→ **PROBLEM TO WORK ON**
Entries follow. Return each line that contains the word "options".

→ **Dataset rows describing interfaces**
☆ ☆ ☆ ☆ ☆

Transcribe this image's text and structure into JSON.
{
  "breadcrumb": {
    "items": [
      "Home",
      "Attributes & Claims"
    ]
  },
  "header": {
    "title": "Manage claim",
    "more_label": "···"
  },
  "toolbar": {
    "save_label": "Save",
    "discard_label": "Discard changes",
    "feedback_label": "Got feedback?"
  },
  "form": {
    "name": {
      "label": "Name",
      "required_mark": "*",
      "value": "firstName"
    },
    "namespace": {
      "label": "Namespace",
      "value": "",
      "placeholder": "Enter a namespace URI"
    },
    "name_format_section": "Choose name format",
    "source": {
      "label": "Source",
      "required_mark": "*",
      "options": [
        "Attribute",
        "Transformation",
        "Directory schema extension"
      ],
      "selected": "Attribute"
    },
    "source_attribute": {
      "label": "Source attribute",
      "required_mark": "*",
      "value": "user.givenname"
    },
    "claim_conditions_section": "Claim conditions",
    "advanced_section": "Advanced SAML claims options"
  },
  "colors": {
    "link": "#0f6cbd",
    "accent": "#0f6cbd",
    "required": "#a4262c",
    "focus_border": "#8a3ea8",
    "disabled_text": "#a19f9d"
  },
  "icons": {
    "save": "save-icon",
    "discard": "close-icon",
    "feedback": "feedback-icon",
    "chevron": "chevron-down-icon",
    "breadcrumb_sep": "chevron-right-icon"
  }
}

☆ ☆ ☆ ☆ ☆

→ **FINAL ANSWER**
      "options": [
    "advanced_section": "Advanced SAML claims options"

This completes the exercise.